[DESCRIPTION OF THE TASK]
From the entries below, gather every line containing the string "this".

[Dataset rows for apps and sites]
□ □ □

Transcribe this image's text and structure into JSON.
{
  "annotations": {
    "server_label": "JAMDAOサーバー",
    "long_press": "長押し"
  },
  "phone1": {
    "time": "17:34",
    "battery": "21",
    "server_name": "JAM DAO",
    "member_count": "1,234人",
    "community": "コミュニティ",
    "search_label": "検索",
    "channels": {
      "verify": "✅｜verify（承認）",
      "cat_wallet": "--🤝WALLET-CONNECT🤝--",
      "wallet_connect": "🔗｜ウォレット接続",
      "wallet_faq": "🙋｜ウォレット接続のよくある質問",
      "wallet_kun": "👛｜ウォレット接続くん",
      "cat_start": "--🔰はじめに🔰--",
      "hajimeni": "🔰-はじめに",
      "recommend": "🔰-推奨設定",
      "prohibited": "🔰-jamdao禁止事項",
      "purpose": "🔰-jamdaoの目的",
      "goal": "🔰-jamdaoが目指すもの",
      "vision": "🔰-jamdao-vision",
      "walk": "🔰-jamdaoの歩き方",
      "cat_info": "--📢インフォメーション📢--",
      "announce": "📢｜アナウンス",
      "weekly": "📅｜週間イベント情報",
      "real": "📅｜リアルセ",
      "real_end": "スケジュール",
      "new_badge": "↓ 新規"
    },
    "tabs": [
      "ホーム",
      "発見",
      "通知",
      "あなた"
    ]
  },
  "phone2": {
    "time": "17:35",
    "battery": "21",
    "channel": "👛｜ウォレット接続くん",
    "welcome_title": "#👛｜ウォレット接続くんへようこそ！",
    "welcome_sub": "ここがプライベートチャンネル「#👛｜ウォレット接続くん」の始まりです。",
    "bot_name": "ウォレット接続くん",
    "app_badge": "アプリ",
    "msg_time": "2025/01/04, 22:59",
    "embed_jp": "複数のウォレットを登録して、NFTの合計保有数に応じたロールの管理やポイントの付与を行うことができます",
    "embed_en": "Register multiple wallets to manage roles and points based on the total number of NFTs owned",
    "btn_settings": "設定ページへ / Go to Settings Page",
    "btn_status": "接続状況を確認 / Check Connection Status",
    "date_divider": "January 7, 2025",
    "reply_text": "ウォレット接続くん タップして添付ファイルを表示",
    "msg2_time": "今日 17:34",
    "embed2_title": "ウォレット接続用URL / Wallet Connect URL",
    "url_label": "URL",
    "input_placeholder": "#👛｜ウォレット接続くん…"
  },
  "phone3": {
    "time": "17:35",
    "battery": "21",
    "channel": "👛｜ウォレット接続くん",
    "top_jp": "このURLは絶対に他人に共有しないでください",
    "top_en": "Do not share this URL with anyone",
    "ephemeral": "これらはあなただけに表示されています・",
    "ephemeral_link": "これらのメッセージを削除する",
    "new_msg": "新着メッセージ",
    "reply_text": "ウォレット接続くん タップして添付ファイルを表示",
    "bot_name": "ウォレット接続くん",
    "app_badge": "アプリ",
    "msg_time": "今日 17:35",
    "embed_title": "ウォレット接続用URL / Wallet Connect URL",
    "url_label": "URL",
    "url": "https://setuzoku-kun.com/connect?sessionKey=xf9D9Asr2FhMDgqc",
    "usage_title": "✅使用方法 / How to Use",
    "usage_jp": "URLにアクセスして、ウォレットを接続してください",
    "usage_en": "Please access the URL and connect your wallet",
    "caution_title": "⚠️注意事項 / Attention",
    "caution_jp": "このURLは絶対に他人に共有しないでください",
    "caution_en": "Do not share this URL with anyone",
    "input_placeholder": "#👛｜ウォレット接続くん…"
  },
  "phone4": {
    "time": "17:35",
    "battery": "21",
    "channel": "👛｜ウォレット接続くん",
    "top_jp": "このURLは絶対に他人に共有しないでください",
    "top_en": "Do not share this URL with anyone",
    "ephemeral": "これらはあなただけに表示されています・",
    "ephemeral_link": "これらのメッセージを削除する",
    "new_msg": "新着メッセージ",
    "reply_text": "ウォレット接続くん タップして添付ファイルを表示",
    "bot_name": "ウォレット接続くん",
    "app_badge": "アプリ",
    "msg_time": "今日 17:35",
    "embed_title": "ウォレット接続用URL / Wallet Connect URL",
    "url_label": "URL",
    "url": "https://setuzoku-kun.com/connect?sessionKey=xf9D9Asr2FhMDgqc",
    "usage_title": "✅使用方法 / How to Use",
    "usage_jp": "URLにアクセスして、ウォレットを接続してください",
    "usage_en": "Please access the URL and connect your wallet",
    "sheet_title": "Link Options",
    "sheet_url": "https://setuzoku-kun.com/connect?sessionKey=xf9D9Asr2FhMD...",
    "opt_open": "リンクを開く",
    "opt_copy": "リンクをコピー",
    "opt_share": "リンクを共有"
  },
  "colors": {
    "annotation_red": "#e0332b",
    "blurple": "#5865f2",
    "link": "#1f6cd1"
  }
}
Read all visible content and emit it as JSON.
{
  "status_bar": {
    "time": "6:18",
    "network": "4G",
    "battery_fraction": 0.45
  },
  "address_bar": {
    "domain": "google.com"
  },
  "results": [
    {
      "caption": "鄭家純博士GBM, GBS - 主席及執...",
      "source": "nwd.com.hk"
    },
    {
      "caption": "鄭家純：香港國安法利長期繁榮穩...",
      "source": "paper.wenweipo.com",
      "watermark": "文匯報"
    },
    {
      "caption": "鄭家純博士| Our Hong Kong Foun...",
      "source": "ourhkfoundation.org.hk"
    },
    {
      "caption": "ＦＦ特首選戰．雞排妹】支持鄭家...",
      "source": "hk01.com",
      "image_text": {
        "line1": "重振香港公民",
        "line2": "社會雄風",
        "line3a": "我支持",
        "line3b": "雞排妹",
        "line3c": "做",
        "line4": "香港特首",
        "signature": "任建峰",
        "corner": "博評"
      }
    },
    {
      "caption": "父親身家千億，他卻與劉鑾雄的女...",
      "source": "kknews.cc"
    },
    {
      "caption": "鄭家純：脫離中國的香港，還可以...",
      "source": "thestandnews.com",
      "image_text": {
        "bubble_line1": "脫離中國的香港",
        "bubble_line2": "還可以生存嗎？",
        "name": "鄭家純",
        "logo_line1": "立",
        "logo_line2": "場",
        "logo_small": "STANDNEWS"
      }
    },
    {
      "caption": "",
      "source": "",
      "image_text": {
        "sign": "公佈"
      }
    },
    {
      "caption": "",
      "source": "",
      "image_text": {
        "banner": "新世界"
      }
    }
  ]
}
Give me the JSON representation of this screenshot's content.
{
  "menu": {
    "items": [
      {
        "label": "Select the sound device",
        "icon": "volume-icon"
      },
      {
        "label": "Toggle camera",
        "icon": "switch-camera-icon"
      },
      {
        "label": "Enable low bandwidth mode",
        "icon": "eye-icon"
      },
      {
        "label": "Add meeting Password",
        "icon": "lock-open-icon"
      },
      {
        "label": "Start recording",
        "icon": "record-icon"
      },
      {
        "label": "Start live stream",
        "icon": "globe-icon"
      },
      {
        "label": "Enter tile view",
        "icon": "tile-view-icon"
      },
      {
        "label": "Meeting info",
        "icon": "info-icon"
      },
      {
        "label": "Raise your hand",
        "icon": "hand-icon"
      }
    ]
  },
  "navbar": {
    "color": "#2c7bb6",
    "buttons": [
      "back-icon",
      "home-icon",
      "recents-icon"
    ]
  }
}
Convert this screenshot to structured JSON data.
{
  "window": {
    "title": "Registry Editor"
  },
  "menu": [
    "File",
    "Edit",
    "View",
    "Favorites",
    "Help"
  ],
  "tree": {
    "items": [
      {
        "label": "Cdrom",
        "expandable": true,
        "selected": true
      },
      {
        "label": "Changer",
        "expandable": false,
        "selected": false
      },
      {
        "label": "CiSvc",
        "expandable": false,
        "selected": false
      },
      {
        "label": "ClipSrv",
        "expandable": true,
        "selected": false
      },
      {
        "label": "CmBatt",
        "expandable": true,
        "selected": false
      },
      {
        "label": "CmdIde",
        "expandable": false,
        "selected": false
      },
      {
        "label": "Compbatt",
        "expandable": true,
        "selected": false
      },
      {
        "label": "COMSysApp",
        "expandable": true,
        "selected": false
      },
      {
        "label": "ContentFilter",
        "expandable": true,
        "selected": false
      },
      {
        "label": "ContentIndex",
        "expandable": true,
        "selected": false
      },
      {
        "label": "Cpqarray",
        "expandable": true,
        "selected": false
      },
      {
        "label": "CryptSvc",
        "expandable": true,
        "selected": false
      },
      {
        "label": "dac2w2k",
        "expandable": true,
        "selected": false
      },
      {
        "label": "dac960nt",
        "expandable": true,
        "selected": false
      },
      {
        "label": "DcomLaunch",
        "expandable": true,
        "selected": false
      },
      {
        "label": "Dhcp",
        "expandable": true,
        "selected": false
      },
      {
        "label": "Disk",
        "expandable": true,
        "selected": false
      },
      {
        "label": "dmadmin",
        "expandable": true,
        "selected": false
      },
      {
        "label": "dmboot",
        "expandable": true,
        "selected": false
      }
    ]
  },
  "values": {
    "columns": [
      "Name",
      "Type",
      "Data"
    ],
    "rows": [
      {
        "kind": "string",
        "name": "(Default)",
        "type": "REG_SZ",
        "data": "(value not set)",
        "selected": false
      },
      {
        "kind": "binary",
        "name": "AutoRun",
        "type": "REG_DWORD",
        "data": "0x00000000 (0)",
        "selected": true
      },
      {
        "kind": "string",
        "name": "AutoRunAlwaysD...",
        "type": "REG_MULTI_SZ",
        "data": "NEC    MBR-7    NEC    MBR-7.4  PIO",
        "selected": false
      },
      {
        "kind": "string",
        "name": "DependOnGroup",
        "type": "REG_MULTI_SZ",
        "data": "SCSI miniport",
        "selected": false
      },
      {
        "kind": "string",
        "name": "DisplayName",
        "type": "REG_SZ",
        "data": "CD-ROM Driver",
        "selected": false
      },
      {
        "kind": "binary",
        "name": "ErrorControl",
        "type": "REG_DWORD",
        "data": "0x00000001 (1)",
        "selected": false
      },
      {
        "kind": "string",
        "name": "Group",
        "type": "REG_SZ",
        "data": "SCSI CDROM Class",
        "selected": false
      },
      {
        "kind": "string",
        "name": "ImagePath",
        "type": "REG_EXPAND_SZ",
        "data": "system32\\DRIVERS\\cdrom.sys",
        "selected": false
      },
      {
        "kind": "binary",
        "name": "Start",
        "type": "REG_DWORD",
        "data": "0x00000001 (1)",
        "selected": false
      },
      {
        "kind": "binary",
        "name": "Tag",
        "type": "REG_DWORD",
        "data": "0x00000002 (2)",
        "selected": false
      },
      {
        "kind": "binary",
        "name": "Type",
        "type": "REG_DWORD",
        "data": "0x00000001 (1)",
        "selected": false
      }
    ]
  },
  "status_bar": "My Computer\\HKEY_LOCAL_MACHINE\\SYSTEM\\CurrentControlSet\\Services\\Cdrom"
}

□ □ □

[REPLY TO THE EXERCISE]
Transcribe this image's text and structure into JSON.
    "top_en": "Do not share this URL with anyone",
    "caution_en": "Do not share this URL with anyone",
    "top_en": "Do not share this URL with anyone",
Give me the JSON representation of this screenshot's content.
Convert this screenshot to structured JSON data.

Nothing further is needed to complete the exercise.